High-End Wines Had Great First Quarter
Domestic wines hottest at $20-plus, imports at $15-$19
Imports own a much smaller share of the off-premise market than domestic wines—21% vs. 79%—but in the high-priced segments, imports grew at comparable rates during the first quarter. SIRI, a Chicago-based market-research firm, reported that through March 18 the $15-$19.99 price point was the fastest growing for imports, at 22%.
High-priced Cabernet up 28%
Cabernet Sauvignon was the biggest selling red varietal wine in all three of the top price segments. The $20-plus category saw the fastest growth for the quarter at 28%. Chardonnay dominated sales totals in the $11-$14.99 range but saw its fastest growth of 19% at $20-plus.
Pinot Noir grew well in all three top brackets and led major varietals at $20-plus with 32% more sales than a year ago. It finished third behind Cabernet and Chardonnay in sales totals with nearly $6 million at the major U.S. food and drug stores where SIRI analyzes check stand scan data.
The picture was not so bright in the largest price segment for both imports and domestics: $5-$7.99. This segment was nearly flat for domestic wines, with just 1% growth in the first quarter. Imports in this price range dropped in sales by 7%. The import category as a whole lost 1% in the first quarter.
Smaller was better
Another way to look at the sales situation is by packaging format. While overall sales of domestic table wine grew at 7% in the four weeks ending March 18, the growth rate of domestic varietal table wine in 750ml packages was higher, at 9%.

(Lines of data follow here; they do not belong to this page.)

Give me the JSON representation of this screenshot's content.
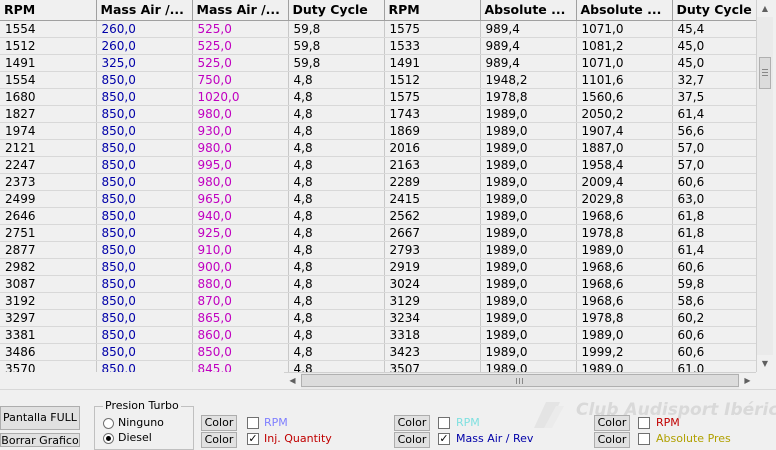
{
  "columns": [
    "RPM",
    "Mass Air /...",
    "Mass Air /...",
    "Duty Cycle",
    "RPM",
    "Absolute ...",
    "Absolute ...",
    "Duty Cycle"
  ],
  "rows": [
    [
      "1554",
      "260,0",
      "525,0",
      "59,8",
      "1575",
      "989,4",
      "1071,0",
      "45,4"
    ],
    [
      "1512",
      "260,0",
      "525,0",
      "59,8",
      "1533",
      "989,4",
      "1081,2",
      "45,0"
    ],
    [
      "1491",
      "325,0",
      "525,0",
      "59,8",
      "1491",
      "989,4",
      "1071,0",
      "45,0"
    ],
    [
      "1554",
      "850,0",
      "750,0",
      "4,8",
      "1512",
      "1948,2",
      "1101,6",
      "32,7"
    ],
    [
      "1680",
      "850,0",
      "1020,0",
      "4,8",
      "1575",
      "1978,8",
      "1560,6",
      "37,5"
    ],
    [
      "1827",
      "850,0",
      "980,0",
      "4,8",
      "1743",
      "1989,0",
      "2050,2",
      "61,4"
    ],
    [
      "1974",
      "850,0",
      "930,0",
      "4,8",
      "1869",
      "1989,0",
      "1907,4",
      "56,6"
    ],
    [
      "2121",
      "850,0",
      "980,0",
      "4,8",
      "2016",
      "1989,0",
      "1887,0",
      "57,0"
    ],
    [
      "2247",
      "850,0",
      "995,0",
      "4,8",
      "2163",
      "1989,0",
      "1958,4",
      "57,0"
    ],
    [
      "2373",
      "850,0",
      "980,0",
      "4,8",
      "2289",
      "1989,0",
      "2009,4",
      "60,6"
    ],
    [
      "2499",
      "850,0",
      "965,0",
      "4,8",
      "2415",
      "1989,0",
      "2029,8",
      "63,0"
    ],
    [
      "2646",
      "850,0",
      "940,0",
      "4,8",
      "2562",
      "1989,0",
      "1968,6",
      "61,8"
    ],
    [
      "2751",
      "850,0",
      "925,0",
      "4,8",
      "2667",
      "1989,0",
      "1978,8",
      "61,8"
    ],
    [
      "2877",
      "850,0",
      "910,0",
      "4,8",
      "2793",
      "1989,0",
      "1989,0",
      "61,4"
    ],
    [
      "2982",
      "850,0",
      "900,0",
      "4,8",
      "2919",
      "1989,0",
      "1968,6",
      "60,6"
    ],
    [
      "3087",
      "850,0",
      "880,0",
      "4,8",
      "3024",
      "1989,0",
      "1968,6",
      "59,8"
    ],
    [
      "3192",
      "850,0",
      "870,0",
      "4,8",
      "3129",
      "1989,0",
      "1968,6",
      "58,6"
    ],
    [
      "3297",
      "850,0",
      "865,0",
      "4,8",
      "3234",
      "1989,0",
      "1978,8",
      "60,2"
    ],
    [
      "3381",
      "850,0",
      "860,0",
      "4,8",
      "3318",
      "1989,0",
      "1989,0",
      "60,6"
    ],
    [
      "3486",
      "850,0",
      "850,0",
      "4,8",
      "3423",
      "1989,0",
      "1999,2",
      "60,6"
    ],
    [
      "3570",
      "850,0",
      "845,0",
      "4,8",
      "3507",
      "1989,0",
      "1989,0",
      "61,0"
    ]
  ],
  "column_colors": [
    "#000000",
    "#0000a8",
    "#c000c0",
    "#000000",
    "#000000",
    "#000000",
    "#000000",
    "#000000"
  ],
  "panel": {
    "pantalla_full": "Pantalla  FULL",
    "borrar_graficos": "Borrar Grafico",
    "presion_turbo": {
      "legend": "Presion Turbo",
      "options": [
        "Ninguno",
        "Diesel"
      ],
      "selected": "Diesel"
    },
    "series_controls": [
      {
        "color_button": "Color",
        "label": "RPM",
        "checked": false,
        "label_color": "#7f7fff"
      },
      {
        "color_button": "Color",
        "label": "Inj. Quantity",
        "checked": true,
        "label_color": "#c00000"
      },
      {
        "color_button": "Color",
        "label": "RPM",
        "checked": false,
        "label_color": "#80e0e0"
      },
      {
        "color_button": "Color",
        "label": "Mass Air / Rev",
        "checked": true,
        "label_color": "#0000a8"
      },
      {
        "color_button": "Color",
        "label": "RPM",
        "checked": false,
        "label_color": "#c00000"
      },
      {
        "color_button": "Color",
        "label": "Absolute Pres",
        "checked": false,
        "label_color": "#b0a000"
      }
    ]
  },
  "watermark": "Club Audisport Ibérica"
}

Varietal wine in 750ml bottles accounted for $245 million of the domestic category’s total $371 million sales over four weeks. The next-largest package type in dollars was varietal wine in 1.5L formats, with $59 million in sales and an essentially flat growth rate of 0.4%, which dragged down overall growth.